Keeping your large intestine, or colon, healthy is a key part of making sure you can properly digest food.
Some of the health concerns for the colon include ulcers, polyps, tumors, inflammation and bleeding. A major medical issue is cancer, with over 135,000 new cases of colon and rectal cancer expected this year. The good news is that because of improvements in prevention, early detection and treatment, “more than a million people in the U.S. count themselves as survivors of colon or rectum cancer (also called colorectal cancer),” according to the American Cancer Society.
Part of those early detection efforts include colonoscopies, tests that look for all the previously mentioned conditions. Starting at age 50, you should get a colonoscopy every ten years. If you have a high risk of colorectal cancer due to a personal or family history of the cancer, polyps or inflammatory bowel disease, you should be screened earlier and more often.

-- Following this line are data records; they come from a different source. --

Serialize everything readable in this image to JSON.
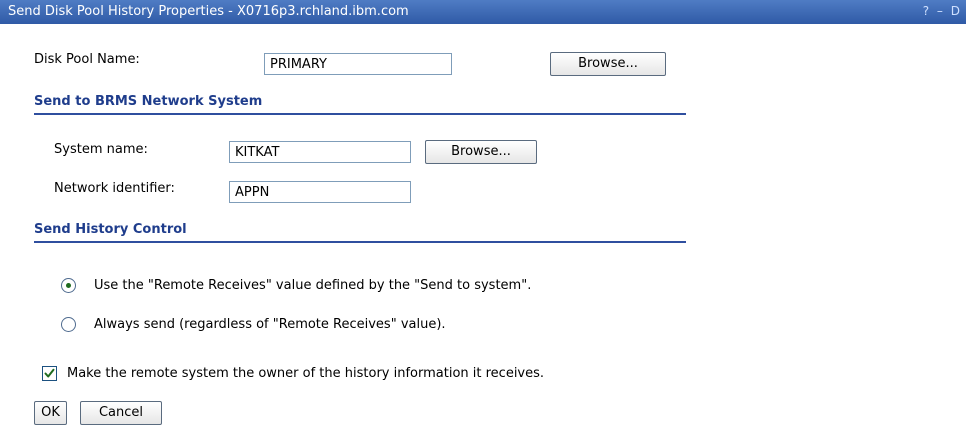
{
  "window": {
    "title": "Send Disk Pool History Properties - X0716p3.rchland.ibm.com",
    "help_icon": "?",
    "minimize_icon": "–",
    "maximize_icon": "D"
  },
  "disk_pool": {
    "label": "Disk Pool Name:",
    "value": "PRIMARY",
    "browse_label": "Browse..."
  },
  "network_section": {
    "title": "Send to BRMS Network System",
    "system_name_label": "System name:",
    "system_name_value": "KITKAT",
    "browse_label": "Browse...",
    "network_id_label": "Network identifier:",
    "network_id_value": "APPN"
  },
  "history_section": {
    "title": "Send History Control",
    "options": [
      {
        "label": "Use the \"Remote Receives\" value defined by the \"Send to system\".",
        "selected": true
      },
      {
        "label": "Always send (regardless of \"Remote Receives\" value).",
        "selected": false
      }
    ]
  },
  "owner_checkbox": {
    "label": "Make the remote system the owner of the history information it receives.",
    "checked": true
  },
  "actions": {
    "ok_label": "OK",
    "cancel_label": "Cancel"
  }
}
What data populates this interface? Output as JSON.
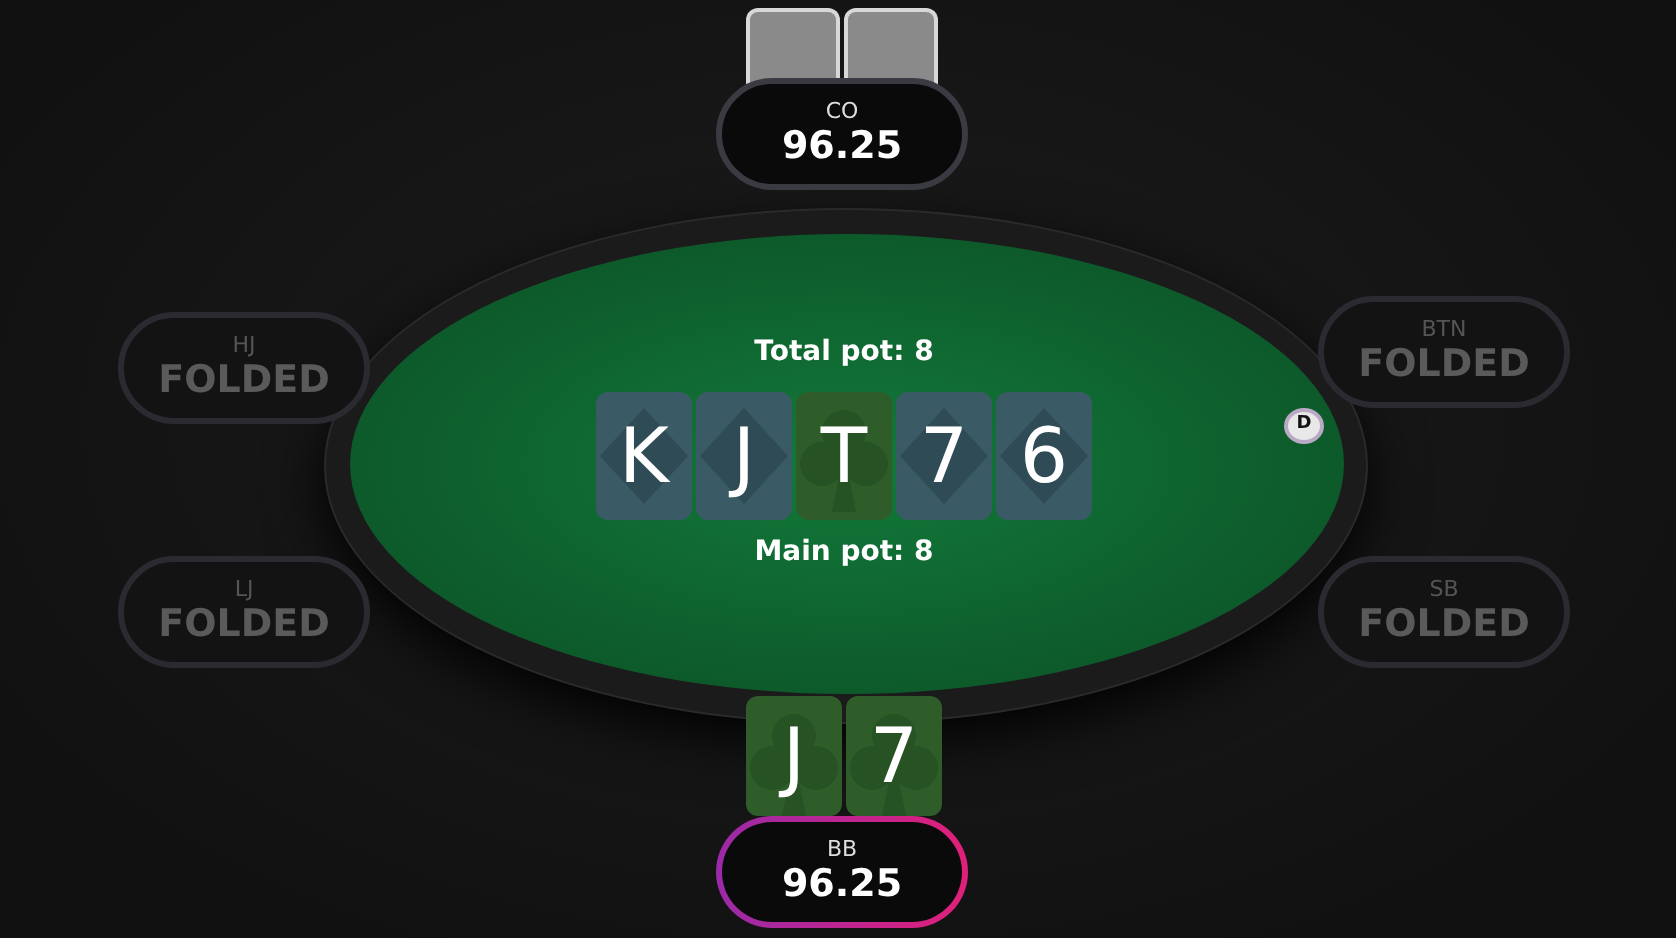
{
  "table": {
    "total_pot": "Total pot: 8",
    "main_pot": "Main pot: 8",
    "dealer_button": "D",
    "board": [
      {
        "rank": "K",
        "kind": "diamond"
      },
      {
        "rank": "J",
        "kind": "diamond"
      },
      {
        "rank": "T",
        "kind": "club"
      },
      {
        "rank": "7",
        "kind": "diamond"
      },
      {
        "rank": "6",
        "kind": "diamond"
      }
    ]
  },
  "seats": [
    {
      "position": "CO",
      "stack": "96.25",
      "folded": false,
      "to_act": false,
      "cards": [
        {
          "kind": "back"
        },
        {
          "kind": "back"
        }
      ]
    },
    {
      "position": "HJ",
      "stack": "FOLDED",
      "folded": true,
      "to_act": false
    },
    {
      "position": "BTN",
      "stack": "FOLDED",
      "folded": true,
      "to_act": false
    },
    {
      "position": "LJ",
      "stack": "FOLDED",
      "folded": true,
      "to_act": false
    },
    {
      "position": "SB",
      "stack": "FOLDED",
      "folded": true,
      "to_act": false
    },
    {
      "position": "BB",
      "stack": "96.25",
      "folded": false,
      "to_act": true,
      "cards": [
        {
          "kind": "club",
          "rank": "J"
        },
        {
          "kind": "club",
          "rank": "7"
        }
      ]
    }
  ]
}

“Colorectal cancer screening helps people stay well and saves lives,” the ACS says. “Regular colorectal cancer testing is one of the most successful ways to prevent colorectal cancer or find it early, when it’s small and easier to treat.”

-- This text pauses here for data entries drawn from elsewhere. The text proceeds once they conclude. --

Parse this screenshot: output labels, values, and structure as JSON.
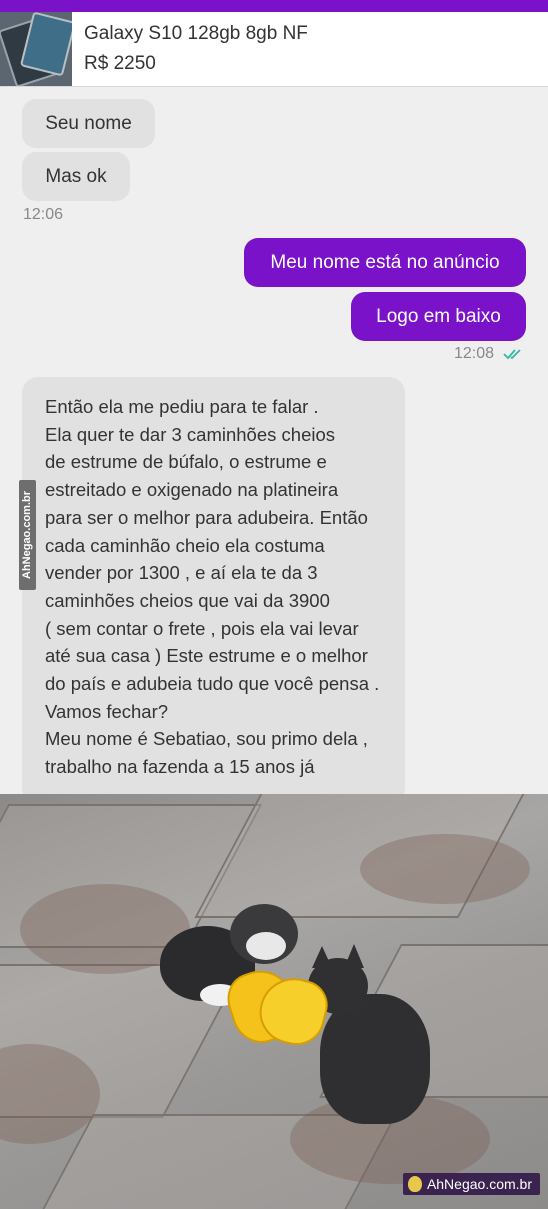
{
  "listing": {
    "title": "Galaxy S10 128gb 8gb NF",
    "price": "R$ 2250"
  },
  "messages": [
    {
      "text": "Seu nome",
      "dir": "in"
    },
    {
      "text": "Mas ok",
      "dir": "in"
    },
    {
      "time": "12:06"
    },
    {
      "text": "Meu nome está no anúncio",
      "dir": "out"
    },
    {
      "text": "Logo em baixo",
      "dir": "out"
    },
    {
      "time": "12:08"
    }
  ],
  "long_message": [
    "Então ela me pediu para te falar .",
    "Ela quer te dar 3 caminhões cheios",
    "de estrume de búfalo,  o estrume e",
    "estreitado e oxigenado na platineira",
    "para ser o melhor para adubeira. Então",
    "cada caminhão cheio ela costuma",
    "vender por 1300 , e aí ela te da 3",
    "caminhões cheios que vai da 3900",
    "( sem contar o frete , pois ela vai levar",
    "até sua casa ) Este estrume e o melhor",
    "do país e adubeia tudo que você pensa .",
    "Vamos fechar?",
    "Meu nome é Sebatiao, sou primo dela ,",
    "trabalho na fazenda a 15 anos já"
  ],
  "watermarks": {
    "side": "AhNegao.com.br",
    "corner": "AhNegao.com.br"
  },
  "colors": {
    "accent": "#7a12c9",
    "incoming": "#e1e1e1",
    "read_check": "#34b7a6"
  }
}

You may be hesitant to get a colonoscopy but, while other tests are available to screen your colon, none of them are as thorough. Additionally, depending on your results, you may need to get a colonoscopy anyway. Here are a few of the tests available and why none of them can replace a colonoscopy.

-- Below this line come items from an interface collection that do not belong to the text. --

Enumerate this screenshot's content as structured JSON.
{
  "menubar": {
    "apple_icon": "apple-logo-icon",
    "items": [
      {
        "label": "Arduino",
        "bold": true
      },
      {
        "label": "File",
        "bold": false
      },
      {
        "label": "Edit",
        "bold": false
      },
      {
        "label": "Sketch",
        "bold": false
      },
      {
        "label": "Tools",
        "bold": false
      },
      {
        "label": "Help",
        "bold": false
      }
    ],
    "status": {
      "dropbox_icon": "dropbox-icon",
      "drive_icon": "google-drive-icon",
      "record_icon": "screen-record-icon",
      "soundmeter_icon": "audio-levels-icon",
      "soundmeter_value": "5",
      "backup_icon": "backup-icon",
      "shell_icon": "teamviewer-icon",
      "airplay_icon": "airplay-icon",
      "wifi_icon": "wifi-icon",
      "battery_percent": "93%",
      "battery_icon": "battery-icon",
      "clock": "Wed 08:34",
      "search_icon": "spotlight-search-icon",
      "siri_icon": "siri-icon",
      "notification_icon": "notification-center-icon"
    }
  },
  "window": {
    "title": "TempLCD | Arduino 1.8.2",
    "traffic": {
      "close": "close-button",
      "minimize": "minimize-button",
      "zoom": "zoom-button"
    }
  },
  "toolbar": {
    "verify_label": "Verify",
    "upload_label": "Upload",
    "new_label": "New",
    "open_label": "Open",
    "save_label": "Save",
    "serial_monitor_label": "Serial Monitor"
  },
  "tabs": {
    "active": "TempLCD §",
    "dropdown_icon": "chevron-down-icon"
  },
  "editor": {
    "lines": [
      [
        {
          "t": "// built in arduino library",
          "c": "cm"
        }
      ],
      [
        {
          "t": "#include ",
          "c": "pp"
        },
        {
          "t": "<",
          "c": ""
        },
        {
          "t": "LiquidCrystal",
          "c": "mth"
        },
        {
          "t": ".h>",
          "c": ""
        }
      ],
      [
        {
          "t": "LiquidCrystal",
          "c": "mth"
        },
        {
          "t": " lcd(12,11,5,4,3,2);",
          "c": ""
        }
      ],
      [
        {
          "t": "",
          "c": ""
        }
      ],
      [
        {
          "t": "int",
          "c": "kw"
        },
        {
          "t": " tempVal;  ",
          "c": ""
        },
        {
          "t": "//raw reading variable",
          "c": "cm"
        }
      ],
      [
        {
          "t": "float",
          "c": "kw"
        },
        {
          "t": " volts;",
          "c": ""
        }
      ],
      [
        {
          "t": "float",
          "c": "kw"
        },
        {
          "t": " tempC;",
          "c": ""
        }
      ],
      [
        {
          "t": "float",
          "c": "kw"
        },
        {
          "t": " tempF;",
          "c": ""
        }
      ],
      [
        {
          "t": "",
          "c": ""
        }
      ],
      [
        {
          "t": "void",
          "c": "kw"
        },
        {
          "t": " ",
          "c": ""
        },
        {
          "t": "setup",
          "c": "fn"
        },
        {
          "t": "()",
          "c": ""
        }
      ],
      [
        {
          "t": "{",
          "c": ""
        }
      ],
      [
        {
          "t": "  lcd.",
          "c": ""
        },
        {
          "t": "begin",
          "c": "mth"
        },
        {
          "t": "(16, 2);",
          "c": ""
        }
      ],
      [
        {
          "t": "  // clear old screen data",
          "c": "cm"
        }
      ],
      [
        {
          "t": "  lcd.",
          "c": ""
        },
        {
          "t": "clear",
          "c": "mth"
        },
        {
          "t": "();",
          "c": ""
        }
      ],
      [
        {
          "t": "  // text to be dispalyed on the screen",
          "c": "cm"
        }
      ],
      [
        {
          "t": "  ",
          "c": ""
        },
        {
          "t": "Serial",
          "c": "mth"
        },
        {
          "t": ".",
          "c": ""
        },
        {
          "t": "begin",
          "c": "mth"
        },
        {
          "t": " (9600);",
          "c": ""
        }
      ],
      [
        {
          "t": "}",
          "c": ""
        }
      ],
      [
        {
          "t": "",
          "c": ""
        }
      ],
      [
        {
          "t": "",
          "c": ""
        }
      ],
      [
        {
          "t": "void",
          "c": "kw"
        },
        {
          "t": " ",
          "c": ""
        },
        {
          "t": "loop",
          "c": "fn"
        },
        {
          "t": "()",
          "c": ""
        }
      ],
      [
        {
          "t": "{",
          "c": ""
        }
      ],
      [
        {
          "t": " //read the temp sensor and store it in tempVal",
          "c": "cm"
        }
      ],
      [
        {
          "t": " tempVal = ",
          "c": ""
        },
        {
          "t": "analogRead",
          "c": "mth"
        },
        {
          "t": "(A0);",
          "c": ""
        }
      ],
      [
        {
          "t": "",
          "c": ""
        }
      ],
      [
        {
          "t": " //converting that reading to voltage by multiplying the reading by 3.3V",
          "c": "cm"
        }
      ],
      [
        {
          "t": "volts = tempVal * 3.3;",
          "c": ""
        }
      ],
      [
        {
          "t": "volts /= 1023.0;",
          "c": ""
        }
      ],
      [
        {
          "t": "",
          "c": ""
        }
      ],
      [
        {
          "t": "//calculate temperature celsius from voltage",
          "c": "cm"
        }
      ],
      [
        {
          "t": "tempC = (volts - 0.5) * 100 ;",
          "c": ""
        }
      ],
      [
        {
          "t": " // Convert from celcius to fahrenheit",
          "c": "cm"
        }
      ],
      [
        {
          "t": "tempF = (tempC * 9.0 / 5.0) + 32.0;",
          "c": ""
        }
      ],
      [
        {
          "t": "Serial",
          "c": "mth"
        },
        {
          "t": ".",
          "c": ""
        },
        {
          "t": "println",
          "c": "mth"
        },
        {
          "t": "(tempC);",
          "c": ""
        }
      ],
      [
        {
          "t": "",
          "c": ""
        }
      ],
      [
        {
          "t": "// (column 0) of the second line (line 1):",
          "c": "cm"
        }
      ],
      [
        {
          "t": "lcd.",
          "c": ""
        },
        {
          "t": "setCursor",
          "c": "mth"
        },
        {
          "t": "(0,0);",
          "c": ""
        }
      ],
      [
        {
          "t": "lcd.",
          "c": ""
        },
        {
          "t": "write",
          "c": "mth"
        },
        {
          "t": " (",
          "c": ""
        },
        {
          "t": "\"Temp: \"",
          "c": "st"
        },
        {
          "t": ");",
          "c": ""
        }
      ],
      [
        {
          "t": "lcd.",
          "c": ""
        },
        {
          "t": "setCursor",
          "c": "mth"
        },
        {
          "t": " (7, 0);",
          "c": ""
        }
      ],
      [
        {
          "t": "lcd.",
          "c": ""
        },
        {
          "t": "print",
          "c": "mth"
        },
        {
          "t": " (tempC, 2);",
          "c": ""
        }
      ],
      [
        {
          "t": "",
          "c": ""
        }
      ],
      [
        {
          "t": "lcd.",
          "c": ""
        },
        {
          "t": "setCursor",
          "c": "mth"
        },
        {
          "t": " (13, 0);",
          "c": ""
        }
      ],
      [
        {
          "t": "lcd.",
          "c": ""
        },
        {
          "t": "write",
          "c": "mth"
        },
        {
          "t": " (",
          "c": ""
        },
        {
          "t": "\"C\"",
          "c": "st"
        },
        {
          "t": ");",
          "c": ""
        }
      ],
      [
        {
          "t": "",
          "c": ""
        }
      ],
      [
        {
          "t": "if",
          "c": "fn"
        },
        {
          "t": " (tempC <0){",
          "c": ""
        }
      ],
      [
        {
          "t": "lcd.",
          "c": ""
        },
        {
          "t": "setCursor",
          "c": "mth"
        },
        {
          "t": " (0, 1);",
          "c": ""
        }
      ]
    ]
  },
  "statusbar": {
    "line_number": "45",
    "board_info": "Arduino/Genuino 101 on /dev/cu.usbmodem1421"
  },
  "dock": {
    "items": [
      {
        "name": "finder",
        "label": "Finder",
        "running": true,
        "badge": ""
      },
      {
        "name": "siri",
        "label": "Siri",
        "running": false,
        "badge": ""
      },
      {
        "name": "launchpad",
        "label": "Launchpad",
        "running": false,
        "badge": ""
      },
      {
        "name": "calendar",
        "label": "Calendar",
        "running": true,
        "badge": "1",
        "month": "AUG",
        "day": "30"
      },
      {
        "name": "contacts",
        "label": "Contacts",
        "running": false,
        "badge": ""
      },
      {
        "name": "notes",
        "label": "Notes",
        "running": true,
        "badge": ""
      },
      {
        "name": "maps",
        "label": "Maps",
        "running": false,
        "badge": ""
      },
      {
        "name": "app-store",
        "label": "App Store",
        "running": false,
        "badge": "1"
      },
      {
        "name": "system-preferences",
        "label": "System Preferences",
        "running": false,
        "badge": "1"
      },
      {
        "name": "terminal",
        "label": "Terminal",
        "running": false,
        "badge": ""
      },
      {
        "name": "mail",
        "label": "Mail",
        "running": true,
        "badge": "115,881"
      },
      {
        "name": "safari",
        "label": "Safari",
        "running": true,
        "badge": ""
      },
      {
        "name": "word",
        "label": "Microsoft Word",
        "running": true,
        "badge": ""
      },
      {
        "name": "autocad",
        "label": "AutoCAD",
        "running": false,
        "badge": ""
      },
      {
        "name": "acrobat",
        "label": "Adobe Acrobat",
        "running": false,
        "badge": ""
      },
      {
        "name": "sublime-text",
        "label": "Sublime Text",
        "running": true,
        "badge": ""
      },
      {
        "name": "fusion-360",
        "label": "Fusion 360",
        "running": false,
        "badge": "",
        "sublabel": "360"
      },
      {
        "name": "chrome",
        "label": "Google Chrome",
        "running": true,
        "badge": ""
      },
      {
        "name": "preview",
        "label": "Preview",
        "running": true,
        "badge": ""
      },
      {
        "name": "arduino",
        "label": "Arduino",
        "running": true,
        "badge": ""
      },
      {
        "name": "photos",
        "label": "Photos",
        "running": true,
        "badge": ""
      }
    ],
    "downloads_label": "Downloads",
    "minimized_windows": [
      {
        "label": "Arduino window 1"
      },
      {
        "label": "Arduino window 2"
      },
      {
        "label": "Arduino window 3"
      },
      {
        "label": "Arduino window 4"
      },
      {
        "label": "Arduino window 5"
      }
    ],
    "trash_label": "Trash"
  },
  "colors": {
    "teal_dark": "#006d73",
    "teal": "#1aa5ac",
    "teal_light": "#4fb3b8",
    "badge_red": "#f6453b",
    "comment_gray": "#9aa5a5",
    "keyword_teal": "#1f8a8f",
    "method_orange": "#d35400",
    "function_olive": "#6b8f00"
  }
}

Fecal occult blood test
A fecal occult blood test looks for blood in your feces, which WebMD says could be an indication of any of the following conditions:
- Growths or polyps
- Anal fissures
- Intestinal infections that cause inflammation
- Ulcerative colitis
- Crohn's disease
- Diverticular disease
- Problems in the blood vessels in the large intestine
- Meckel’s diverticulum
You may think you’ll notice blood in your stool, but it can be microscopic — the “occult” part of the test refers to blood you cannot see. If your results are positive, one of the follow-up tests your doctor will likely recommend is a colonoscopy.
“Most causes of bleeding are related to conditions that can be cured or controlled, such as hemorrhoids,” according to the experts at The Endoscopy Center. “The cause of bleeding may not be serious, but locating the source of bleeding is important.”
Even with a negative test result, you’ll still need to screen regularly for cancer.
Cologuard is an at-home kit you have shipped to you. You collect a stool sample and send it to a lab for testing.
“If you have cancer or precancer in your colon, abnormal cells shed into the colon — along with normal cells — where they are picked up by stool as it passes through,” according to Cologuard. “Cologuard uses advanced stool DNA technology to find elevated levels of altered DNA and/or hemoglobin in these abnormal cells, which could be associated with cancer or precancer.”
The company then shares the results with your doctor. Unfortunately, Cologuard may give false positives or false negatives. Additionally, if you get a positive result from this test, you will still need to have a diagnostic colonoscopy.
Schedule a colonoscopy
Even if you would still prefer to start with one of these tests before moving forward with a colonoscopy, keep in mind that some insurance companies might cover only one screening test so, if you end up needing a colonoscopy to get a proper diagnosis, you may have to pay for it out-of-pocket.
Make the process simpler by scheduling a colonoscopy with a gastroenterologist, a doctor who specializes in the colon and the rest of the digestive system. The experts at The Endoscopy Center can answer any questions you have about colonoscopies and guide you through the process. For more information and to make an appointment, visit endo-world.com.